Rosamund Pike gives one of her best performance to date, Affleck almost giving his. Pike's portrayal of Amy in this movie is ringing with the sound of Oscars. She has never been better, giving us a performance so dedicated and realistic that it constantly appears too good to be true. While Affleck is great as Nick, he just isn't as amazing as Amazing Amy herself. Sorry Bats. The strangest and most shocking thing about this film is Tyler Perry. He gives a good performance in this movie. No, it's more than good. He actually gives a legitimately great performance. This film has shown the world that if he leaves behind Madea, he's actually a decent actor.

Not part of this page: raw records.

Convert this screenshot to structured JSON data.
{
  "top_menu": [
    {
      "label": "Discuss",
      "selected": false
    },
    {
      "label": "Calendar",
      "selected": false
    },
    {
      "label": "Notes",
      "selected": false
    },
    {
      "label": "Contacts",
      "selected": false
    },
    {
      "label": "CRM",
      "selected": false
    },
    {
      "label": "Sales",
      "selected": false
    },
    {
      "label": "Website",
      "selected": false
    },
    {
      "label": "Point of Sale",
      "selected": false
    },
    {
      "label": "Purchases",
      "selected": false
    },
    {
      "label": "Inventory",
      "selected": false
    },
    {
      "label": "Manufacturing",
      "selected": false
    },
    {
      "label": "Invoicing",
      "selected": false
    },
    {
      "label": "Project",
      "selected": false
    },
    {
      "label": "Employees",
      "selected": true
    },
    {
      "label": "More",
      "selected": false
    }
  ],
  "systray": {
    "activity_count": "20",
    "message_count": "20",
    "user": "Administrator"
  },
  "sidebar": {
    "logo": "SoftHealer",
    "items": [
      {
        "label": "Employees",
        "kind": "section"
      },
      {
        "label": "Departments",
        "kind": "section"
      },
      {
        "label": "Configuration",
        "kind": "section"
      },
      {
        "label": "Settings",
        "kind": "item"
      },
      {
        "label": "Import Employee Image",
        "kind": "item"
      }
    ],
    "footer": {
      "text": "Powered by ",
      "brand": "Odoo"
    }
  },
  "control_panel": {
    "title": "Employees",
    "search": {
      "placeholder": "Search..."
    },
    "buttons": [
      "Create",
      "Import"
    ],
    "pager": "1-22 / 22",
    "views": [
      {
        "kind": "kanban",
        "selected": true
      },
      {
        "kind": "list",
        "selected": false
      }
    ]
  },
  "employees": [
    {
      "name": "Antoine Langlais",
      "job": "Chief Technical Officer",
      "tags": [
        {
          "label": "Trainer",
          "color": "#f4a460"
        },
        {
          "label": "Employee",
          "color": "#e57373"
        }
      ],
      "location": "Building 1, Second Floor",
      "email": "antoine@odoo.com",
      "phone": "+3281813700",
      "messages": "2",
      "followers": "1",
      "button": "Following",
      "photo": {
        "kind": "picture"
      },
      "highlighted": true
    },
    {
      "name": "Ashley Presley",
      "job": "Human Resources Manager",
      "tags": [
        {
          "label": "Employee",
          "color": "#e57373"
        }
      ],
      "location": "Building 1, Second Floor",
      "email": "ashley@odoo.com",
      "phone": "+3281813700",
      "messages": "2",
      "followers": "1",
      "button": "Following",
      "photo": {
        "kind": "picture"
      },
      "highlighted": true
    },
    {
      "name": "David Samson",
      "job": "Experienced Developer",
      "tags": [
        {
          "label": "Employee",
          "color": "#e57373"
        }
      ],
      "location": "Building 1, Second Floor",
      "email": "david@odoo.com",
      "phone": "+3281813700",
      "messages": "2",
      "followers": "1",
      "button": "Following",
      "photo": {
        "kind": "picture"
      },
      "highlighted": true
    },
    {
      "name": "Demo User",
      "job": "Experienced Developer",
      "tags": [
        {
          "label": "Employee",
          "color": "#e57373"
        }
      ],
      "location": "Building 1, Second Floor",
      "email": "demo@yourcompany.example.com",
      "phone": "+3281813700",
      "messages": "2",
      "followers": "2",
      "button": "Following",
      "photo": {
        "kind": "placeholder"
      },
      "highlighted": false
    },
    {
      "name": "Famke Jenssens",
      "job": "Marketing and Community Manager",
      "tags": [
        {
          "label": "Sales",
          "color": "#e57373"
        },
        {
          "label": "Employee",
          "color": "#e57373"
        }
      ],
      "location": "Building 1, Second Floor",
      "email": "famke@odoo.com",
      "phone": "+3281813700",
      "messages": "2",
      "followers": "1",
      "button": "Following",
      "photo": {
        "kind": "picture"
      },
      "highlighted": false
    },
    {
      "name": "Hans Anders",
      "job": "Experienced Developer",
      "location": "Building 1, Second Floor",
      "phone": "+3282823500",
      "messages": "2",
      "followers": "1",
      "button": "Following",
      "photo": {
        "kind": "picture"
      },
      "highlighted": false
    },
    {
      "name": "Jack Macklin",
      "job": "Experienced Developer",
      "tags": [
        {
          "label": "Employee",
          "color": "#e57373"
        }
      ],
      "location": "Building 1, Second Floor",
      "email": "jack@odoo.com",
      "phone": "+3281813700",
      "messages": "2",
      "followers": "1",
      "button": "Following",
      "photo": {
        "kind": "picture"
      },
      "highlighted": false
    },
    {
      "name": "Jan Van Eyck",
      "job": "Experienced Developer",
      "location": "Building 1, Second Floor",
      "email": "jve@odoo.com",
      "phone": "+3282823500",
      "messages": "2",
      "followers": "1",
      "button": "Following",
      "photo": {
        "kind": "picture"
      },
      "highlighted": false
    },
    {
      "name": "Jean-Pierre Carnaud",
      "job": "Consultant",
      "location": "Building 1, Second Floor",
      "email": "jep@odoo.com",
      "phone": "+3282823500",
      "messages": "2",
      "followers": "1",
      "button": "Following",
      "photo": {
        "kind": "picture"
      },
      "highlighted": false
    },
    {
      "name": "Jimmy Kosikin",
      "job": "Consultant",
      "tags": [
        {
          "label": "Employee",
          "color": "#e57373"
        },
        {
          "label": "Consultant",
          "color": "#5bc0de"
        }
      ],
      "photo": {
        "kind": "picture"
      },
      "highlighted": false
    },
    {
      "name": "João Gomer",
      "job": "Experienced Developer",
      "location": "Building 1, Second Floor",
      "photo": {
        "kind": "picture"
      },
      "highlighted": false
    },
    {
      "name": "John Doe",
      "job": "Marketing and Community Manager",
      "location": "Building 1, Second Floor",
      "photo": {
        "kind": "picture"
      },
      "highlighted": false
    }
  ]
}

I don't think anyone could have seen that coming.
The film tries too hard to be just like the book that it can't always stand on its own. The film is too loyal at times, trying to add in everything the book has to offer. While the screenplay by Gone Girl author, Gillian Flynn, is far from a failure, it's far from perfect too. It never ends up reaching the delirious heights set by the novel, but that shouldn't really be too big a critique to make. The book ends each perspective off with some sort of a cliffhanger, ensuring that the reader, like myself, comes back to read on. The film makes an attempt at doing the same, but always feels like its forcing the cliffhangers in, making most of them come as not too big a shock. Gone Girl is not predictable, but its shock value is absent. It pulls plenty of twists and turns, but none are handled in such a way that they come as a major surprise.

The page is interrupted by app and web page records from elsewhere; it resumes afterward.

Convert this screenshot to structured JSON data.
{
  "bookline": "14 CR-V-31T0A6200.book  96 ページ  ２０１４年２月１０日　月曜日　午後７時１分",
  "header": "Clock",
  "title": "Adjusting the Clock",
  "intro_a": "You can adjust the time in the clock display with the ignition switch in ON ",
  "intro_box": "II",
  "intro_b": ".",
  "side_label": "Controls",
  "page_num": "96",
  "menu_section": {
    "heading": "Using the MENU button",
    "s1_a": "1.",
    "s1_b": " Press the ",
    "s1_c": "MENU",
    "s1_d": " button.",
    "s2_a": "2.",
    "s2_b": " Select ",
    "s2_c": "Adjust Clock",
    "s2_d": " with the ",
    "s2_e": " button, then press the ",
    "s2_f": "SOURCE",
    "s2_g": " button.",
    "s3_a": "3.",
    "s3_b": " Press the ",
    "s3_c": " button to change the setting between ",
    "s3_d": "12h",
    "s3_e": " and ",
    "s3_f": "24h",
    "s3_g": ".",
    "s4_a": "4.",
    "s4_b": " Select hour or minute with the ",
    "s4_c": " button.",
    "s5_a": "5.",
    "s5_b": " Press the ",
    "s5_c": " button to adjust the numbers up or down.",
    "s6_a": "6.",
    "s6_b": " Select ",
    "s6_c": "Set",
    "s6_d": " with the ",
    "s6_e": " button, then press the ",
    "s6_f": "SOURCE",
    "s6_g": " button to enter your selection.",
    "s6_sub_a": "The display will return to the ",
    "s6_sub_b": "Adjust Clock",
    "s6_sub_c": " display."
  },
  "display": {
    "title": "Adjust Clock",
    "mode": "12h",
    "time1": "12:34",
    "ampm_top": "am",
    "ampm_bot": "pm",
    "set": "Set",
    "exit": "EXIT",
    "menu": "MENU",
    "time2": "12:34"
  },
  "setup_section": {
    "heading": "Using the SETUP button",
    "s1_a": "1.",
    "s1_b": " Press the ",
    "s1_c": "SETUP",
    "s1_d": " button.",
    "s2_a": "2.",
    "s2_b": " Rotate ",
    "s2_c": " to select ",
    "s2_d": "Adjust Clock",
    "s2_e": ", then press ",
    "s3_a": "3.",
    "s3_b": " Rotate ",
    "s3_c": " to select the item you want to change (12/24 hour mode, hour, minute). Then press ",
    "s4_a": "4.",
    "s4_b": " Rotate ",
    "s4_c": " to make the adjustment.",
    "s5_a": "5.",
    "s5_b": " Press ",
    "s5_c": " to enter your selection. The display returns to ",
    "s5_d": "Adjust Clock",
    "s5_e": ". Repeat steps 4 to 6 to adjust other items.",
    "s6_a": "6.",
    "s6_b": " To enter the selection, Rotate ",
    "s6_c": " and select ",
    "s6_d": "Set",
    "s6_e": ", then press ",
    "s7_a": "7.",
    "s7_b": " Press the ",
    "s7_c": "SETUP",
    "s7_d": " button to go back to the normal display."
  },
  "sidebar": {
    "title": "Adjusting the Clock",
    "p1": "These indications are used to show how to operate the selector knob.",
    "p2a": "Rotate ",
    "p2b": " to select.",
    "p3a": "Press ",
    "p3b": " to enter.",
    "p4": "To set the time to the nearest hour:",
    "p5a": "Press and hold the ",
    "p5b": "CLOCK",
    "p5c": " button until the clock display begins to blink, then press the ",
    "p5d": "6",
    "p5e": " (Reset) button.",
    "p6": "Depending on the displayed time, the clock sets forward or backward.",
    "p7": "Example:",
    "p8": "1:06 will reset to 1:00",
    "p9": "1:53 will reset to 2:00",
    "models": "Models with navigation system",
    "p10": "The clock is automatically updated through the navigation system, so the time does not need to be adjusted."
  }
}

The cast and crew, including Fincher and Affleck, came out and stated that because of how much hate the book's ending received they will be changing it. This is not true. I wasn't the biggest fan of the book's finale, and unfortunately am not the biggest fan of the film's either. While its handled in the film in a more mature and watchable way, unlike the book which consisted of ten to fifteen pages of frustration, it's still not too pleasing an ending. The film stumbles more than a few times, ending on a note that's not only depressing and out of character, but not in any way fun to watch. The rest of the film was fun. It was a lot of fun. David Fincher, once again, has made crime look fun, but not even he can handle the film's ending.

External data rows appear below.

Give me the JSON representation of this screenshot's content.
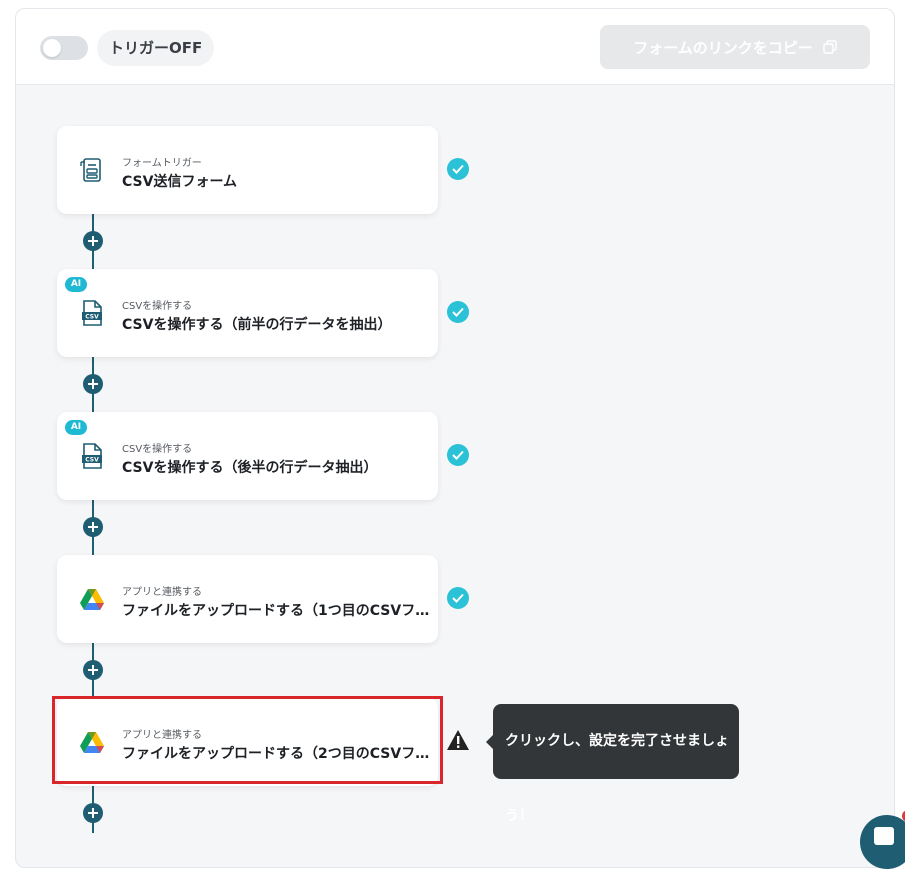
{
  "header": {
    "trigger_status": "トリガーOFF",
    "copy_link_label": "フォームのリンクをコピー"
  },
  "steps": [
    {
      "subtitle": "フォームトリガー",
      "title": "CSV送信フォーム",
      "icon": "form-icon",
      "ai": false,
      "status": "complete"
    },
    {
      "subtitle": "CSVを操作する",
      "title": "CSVを操作する（前半の行データを抽出）",
      "icon": "csv-file-icon",
      "ai": true,
      "ai_label": "AI",
      "status": "complete"
    },
    {
      "subtitle": "CSVを操作する",
      "title": "CSVを操作する（後半の行データ抽出）",
      "icon": "csv-file-icon",
      "ai": true,
      "ai_label": "AI",
      "status": "complete"
    },
    {
      "subtitle": "アプリと連携する",
      "title": "ファイルをアップロードする（1つ目のCSVフ…",
      "icon": "google-drive-icon",
      "ai": false,
      "status": "complete"
    },
    {
      "subtitle": "アプリと連携する",
      "title": "ファイルをアップロードする（2つ目のCSVフ…",
      "icon": "google-drive-icon",
      "ai": false,
      "status": "warning"
    }
  ],
  "tooltip": {
    "text": "クリックし、設定を完了させましょう！"
  },
  "colors": {
    "accent": "#1f5d72",
    "check": "#2bc1d6",
    "highlight": "#d9262b",
    "tooltip_bg": "#333638"
  }
}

To sum up, Gone Girl's got plenty of stylish direction, brilliant writing, gut-wrenching to watch moments and dedicated performances that are ringing with the sound of Oscars, but it's too loyal to the book and features a dissatisfying finale.